_ACTIVITY_: For the listing below, report all lines that hold the word "JSON".

_AVAILABLE DATA_:
------------

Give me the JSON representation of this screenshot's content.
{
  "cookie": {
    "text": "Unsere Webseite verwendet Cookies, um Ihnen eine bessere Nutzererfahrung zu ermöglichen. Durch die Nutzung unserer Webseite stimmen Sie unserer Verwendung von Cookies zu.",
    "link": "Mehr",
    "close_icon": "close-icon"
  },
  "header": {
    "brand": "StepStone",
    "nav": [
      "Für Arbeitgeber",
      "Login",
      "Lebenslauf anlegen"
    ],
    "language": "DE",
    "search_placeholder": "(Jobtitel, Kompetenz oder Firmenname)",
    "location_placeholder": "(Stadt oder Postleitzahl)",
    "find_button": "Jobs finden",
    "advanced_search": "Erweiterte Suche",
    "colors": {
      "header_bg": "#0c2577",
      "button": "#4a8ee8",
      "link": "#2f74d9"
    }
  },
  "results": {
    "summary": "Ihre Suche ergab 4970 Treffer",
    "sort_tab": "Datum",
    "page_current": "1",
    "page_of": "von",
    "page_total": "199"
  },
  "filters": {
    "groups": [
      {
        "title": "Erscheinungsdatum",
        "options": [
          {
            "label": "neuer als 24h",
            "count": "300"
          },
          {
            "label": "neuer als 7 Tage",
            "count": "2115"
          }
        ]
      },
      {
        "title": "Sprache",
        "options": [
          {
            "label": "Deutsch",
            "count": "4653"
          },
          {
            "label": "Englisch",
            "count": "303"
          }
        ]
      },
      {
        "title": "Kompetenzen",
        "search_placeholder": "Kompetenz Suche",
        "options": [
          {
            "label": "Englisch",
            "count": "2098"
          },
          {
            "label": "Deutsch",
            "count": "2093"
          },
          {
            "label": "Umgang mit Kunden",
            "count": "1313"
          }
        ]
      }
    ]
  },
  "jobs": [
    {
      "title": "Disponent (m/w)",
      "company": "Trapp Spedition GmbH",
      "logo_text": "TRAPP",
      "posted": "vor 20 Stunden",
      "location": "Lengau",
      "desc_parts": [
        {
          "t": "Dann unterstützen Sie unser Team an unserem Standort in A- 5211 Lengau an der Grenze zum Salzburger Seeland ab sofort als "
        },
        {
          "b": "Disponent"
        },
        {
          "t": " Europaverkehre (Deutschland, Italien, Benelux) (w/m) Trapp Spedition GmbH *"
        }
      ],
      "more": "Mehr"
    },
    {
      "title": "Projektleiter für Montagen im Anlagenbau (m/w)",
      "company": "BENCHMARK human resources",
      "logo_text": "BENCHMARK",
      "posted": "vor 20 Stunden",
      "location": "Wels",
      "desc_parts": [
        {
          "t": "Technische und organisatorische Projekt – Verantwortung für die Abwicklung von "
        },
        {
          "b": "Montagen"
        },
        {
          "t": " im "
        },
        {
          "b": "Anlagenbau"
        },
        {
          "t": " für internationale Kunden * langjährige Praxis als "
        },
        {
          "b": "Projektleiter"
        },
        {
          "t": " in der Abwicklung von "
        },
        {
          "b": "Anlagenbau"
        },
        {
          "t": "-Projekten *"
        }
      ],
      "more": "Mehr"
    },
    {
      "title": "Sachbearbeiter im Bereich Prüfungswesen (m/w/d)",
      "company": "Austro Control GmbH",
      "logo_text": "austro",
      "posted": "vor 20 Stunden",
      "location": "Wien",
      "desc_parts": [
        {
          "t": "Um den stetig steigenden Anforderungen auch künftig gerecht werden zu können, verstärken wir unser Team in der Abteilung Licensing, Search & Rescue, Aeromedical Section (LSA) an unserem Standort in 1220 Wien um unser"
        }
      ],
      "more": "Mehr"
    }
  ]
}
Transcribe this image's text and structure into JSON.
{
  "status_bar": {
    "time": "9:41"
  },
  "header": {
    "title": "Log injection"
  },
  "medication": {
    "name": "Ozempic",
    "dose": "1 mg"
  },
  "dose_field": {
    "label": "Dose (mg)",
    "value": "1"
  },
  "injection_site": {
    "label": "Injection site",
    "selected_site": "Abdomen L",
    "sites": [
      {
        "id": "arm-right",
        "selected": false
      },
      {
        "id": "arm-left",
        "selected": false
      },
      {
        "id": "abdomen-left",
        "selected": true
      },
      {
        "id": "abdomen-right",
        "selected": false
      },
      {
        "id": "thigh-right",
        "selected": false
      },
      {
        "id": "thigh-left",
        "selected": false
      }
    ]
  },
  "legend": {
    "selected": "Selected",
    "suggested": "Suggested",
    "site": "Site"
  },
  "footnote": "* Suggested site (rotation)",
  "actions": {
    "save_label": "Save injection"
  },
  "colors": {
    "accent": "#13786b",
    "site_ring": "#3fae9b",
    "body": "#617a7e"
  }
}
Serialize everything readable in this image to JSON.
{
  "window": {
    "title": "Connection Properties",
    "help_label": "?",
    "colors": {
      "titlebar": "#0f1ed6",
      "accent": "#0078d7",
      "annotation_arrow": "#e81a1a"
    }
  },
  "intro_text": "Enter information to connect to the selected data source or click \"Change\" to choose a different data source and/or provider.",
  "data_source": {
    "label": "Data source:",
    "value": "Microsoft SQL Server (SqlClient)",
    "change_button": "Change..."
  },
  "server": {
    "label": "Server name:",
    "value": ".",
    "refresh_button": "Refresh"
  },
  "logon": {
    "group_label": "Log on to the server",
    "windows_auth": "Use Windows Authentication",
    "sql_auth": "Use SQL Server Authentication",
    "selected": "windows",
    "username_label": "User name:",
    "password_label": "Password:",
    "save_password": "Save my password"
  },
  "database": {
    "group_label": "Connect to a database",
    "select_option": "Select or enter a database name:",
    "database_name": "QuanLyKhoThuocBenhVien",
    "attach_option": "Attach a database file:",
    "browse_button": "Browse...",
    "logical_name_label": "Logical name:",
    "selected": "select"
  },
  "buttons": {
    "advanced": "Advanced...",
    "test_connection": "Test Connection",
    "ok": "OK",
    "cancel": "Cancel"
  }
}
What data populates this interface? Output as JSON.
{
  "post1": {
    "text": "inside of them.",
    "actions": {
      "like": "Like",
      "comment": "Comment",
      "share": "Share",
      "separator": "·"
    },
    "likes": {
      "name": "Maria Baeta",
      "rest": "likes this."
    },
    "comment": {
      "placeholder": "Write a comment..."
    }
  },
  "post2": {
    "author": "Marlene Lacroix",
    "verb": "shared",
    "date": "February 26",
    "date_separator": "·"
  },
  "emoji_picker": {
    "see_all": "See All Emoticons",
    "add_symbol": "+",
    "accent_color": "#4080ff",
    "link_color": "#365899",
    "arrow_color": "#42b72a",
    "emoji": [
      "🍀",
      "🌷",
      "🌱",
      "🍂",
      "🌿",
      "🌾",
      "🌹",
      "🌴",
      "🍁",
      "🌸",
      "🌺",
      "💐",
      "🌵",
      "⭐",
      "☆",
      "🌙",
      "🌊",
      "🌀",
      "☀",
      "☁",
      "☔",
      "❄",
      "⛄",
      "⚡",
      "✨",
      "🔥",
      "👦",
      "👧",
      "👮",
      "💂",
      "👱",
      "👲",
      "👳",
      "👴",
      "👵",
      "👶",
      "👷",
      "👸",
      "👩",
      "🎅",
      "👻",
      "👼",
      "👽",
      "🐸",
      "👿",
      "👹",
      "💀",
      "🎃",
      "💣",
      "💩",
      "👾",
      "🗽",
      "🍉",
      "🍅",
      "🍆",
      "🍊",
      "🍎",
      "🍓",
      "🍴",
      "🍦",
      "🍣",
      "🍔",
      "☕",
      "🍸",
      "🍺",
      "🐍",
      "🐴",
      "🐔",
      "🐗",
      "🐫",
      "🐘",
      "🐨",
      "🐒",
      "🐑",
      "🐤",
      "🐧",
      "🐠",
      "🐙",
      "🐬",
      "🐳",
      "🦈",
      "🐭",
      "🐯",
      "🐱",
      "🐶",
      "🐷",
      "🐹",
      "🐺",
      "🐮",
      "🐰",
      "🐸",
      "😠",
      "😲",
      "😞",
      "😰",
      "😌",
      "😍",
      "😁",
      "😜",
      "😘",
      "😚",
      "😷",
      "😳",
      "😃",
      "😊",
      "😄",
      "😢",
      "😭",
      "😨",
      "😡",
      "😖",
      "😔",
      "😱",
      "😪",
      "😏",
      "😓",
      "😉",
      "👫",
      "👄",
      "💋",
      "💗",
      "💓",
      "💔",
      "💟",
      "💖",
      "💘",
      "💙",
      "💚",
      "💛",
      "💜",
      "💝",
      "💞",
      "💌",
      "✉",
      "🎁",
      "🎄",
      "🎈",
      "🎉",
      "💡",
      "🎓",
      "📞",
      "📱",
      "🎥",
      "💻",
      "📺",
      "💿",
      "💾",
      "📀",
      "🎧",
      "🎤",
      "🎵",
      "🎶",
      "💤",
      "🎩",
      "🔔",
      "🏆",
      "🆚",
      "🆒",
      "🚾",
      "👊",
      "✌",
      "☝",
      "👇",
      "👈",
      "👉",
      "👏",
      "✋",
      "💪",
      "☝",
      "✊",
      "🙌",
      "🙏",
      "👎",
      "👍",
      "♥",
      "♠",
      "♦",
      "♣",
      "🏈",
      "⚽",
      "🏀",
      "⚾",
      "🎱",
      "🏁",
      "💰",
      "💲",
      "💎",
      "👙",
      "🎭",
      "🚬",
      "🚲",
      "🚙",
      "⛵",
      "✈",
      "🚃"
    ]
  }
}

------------

_EXPECTED ANSWER_:
Give me the JSON representation of this screenshot's content.
Transcribe this image's text and structure into JSON.
Serialize everything readable in this image to JSON.
What data populates this interface? Output as JSON.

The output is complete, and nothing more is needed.